OAKLAND -- Dennis Allen walked into the postgame news conference Monday night wearing little more than a grim expression under his clean white visor.
This was his first game as Raiders coach, his first game ever as a head coach, and he had hoped to impress. He had said his first goal was to win the game, a preseason game, which never matters in any sport but matters even less in the NFL.
So this 3-0 loss to the Dallas Cowboys gnawed at him. This was a shutout, at home, at the Coliseum, before an announced crowd of 50,403.
Though he accepts it, somewhat assuaged by this being a mere exhibition, this is not how the new coach wanted to introduce himself to the Raider Nation.
"I thought the effort and intensity (were) pretty good," Allen said. "At times during the game we might have got a little tired, and the focus wasn't quite where it needs to be. But that's to be expected in a preseason game."
Allen acknowledged that the first-team defense played well, while conceding that the offensive execution was lacking.
This, though, is a team taking its first steps into a new era. There are terms to dictate and schemes to decipher and personalities to learn. There is chemistry to develop and body language to interpret.
All of this ultimately falls on Allen, who could walk away from this game with plenty of concerns while drawing no more than three conclusions.

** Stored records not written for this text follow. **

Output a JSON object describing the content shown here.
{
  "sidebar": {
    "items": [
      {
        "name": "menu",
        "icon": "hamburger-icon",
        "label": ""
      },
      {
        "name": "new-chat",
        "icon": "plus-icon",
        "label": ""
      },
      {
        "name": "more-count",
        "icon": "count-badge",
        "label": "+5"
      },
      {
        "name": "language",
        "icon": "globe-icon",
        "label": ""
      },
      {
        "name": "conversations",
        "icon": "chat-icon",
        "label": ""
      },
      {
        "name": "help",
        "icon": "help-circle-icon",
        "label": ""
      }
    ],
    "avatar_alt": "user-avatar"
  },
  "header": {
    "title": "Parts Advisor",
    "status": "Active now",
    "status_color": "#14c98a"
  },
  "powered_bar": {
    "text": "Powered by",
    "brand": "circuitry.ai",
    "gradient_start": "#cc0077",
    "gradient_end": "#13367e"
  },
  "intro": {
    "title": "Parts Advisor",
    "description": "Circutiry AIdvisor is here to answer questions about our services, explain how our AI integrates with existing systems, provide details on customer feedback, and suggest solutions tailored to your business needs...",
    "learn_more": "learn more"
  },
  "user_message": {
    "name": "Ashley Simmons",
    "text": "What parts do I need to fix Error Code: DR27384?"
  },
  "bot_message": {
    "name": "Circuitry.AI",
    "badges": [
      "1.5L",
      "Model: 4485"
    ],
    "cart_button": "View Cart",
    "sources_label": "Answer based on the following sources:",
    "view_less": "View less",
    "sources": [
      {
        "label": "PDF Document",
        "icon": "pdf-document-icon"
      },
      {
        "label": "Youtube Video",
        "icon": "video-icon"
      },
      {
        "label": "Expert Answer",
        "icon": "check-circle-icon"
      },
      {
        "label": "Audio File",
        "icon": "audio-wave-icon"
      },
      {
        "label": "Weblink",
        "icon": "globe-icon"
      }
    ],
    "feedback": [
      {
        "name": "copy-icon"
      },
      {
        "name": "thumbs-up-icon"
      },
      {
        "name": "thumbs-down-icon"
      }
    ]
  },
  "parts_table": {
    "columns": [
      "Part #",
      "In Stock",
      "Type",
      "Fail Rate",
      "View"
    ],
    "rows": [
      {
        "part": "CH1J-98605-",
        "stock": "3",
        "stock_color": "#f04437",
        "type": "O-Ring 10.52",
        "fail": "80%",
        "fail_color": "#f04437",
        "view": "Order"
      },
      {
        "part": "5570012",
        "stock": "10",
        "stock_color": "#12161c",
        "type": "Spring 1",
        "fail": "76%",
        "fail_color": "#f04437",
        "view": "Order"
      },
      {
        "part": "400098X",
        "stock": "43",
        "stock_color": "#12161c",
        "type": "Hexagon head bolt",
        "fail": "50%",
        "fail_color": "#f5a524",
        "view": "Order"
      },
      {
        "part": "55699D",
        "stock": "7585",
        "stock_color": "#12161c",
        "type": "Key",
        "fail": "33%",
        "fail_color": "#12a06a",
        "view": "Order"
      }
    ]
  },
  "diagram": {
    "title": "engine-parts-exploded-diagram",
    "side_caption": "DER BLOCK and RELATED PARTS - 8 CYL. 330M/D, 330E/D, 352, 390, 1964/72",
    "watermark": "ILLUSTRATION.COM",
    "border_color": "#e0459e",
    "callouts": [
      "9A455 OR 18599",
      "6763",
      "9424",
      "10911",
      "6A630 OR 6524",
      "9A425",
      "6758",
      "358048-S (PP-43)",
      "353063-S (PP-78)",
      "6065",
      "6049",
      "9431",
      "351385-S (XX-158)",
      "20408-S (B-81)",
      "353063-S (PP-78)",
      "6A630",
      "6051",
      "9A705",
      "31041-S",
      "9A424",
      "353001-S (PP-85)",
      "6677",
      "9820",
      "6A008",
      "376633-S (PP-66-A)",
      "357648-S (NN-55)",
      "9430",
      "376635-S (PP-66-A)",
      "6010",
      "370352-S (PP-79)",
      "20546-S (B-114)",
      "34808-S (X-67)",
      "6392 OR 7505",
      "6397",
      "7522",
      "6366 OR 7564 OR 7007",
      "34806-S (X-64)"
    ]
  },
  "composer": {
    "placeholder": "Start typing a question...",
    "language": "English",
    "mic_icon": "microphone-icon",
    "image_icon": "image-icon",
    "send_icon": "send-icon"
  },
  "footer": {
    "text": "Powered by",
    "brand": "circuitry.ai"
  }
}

One, that the cameo appearance of Darren McFadden was enough to pronounce the running back fully recovered from his foot injury and apparently game-ready. D-Mac can, and should, take a seat until the Sept. 10 season opener.
Two, that third-string quarterback Terrelle Pryor can develop into a useful player -- though perhaps not at quarterback. He is a big, spectacular athlete with questionable judgment and severe accuracy issues. In the era of Tebow, Pryor is the kind of talent a resourceful coaching staff finds a way to utilize.

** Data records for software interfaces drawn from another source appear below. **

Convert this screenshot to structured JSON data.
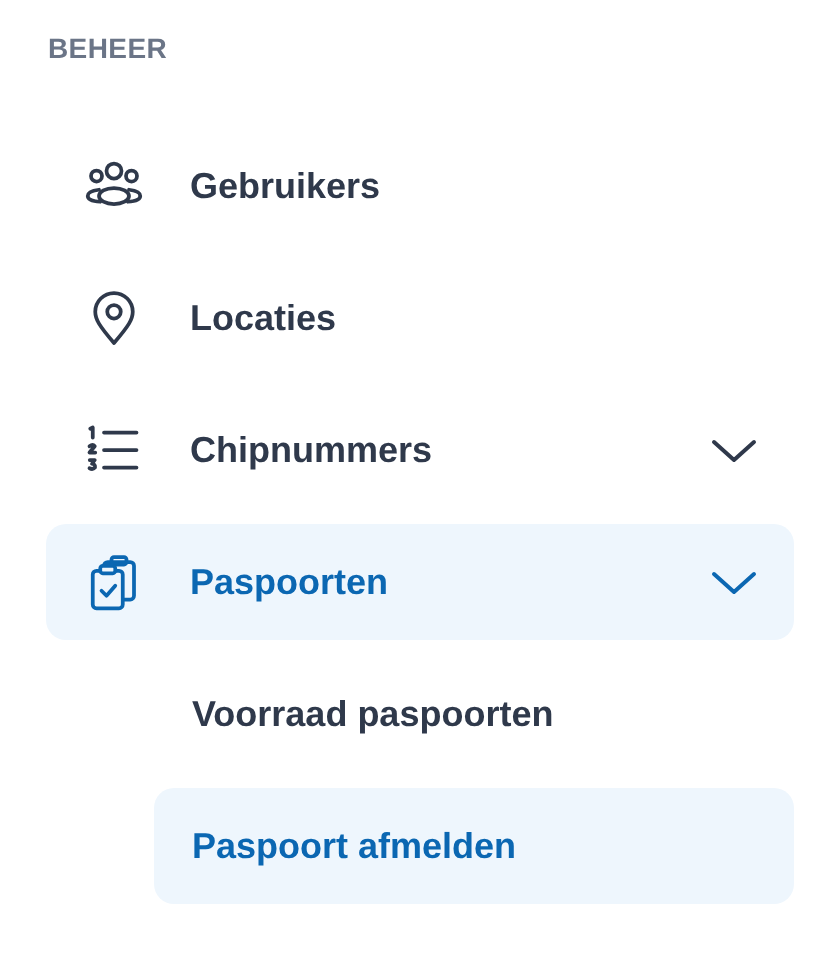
{
  "section": {
    "title": "BEHEER"
  },
  "items": [
    {
      "label": "Gebruikers",
      "selected": false,
      "collapsible": false
    },
    {
      "label": "Locaties",
      "selected": false,
      "collapsible": false
    },
    {
      "label": "Chipnummers",
      "selected": false,
      "collapsible": true
    },
    {
      "label": "Paspoorten",
      "selected": true,
      "collapsible": true,
      "expanded": true,
      "children": [
        {
          "label": "Voorraad paspoorten",
          "selected": false
        },
        {
          "label": "Paspoort afmelden",
          "selected": true
        }
      ]
    }
  ]
}
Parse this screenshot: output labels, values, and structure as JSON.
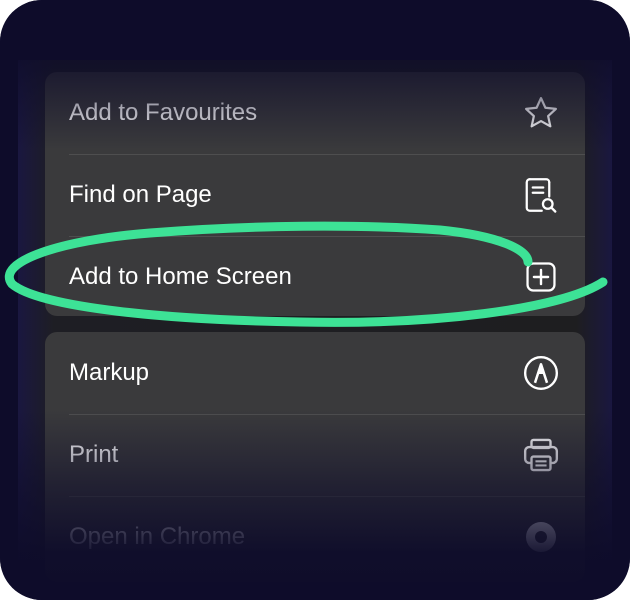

And, three, that wide receiver Jacoby Ford demands closer inspection.
After missing much of last season with nagging injuries -- and occasionally pouting over the final weeks -- Ford must earn the respect of the new staff. With starter Denarius Moore nursing a hamstring injury, Ford was given the start. He responded by dropping two passes, one of which was dramatically short-armed in anticipation of being hit. He also failed to aggressively pursue a Carson Palmer pass that wound up being intercepted.
Allen's instant analysis of the interception: Palmer threw toward the sideline, away from the safety, in hopes of giving his receiver a chance to "win."
Ford, um, surrendered.
The natural solution, should this problem not get solved, is the return of Moore, who last season developed tremendous chemistry with Palmer. Another potential solution is undrafted rookie wide receiver Rod Streater, who has impressed throughout training camp and torched the Cowboys for a game-high six catches for 66 yards.
"He doesn't play like a rookie," said backup quarterback Matt Leinart, who also earned a passing grade with six completions to Streater and by completing 11 of 16 passes overall for 98 yards.
For the most part, though, Oakland's debut under Allen was appropriate for a team undergoing not only a coaching change and a culture change but also a franchise overhaul. The Raiders at times looked solid, even terrific, and at other times were sloppy.
Though they probably missed more fine plays than they made, they were mediocre -- neither impressive nor depressive.
"We're not where we need to be," Allen said. "But I'm certainly not ready to hit any kind of panic button."
No real worries about kicker Sebastian Janikowski, who had a 47-yard field goal attempt blocked, for his holder was rookie punter Marquette King. Regular punter Shane Lechler, a Pro Bowl selection and Oakland's holder for more than a decade, eventually will return.
Meanwhile, two areas where the Raiders must improve acquitted themselves well. The Raiders showed an ability to stop the run, holding Dallas running backs DeMarco Murray and Felix Jones to a combined 4 yards on four carries. And Oakland was hit with only five penalties for 37 yards.
Though this was not the auspicious beginning Allen wanted, glimpses of goodness came in some of the right places.
These games are strictly for the purpose of evaluation. The games that count start on Sept. 10 in Oakland. That's 27 days for Allen to prepare for his official introduction. That's the one that actually matters.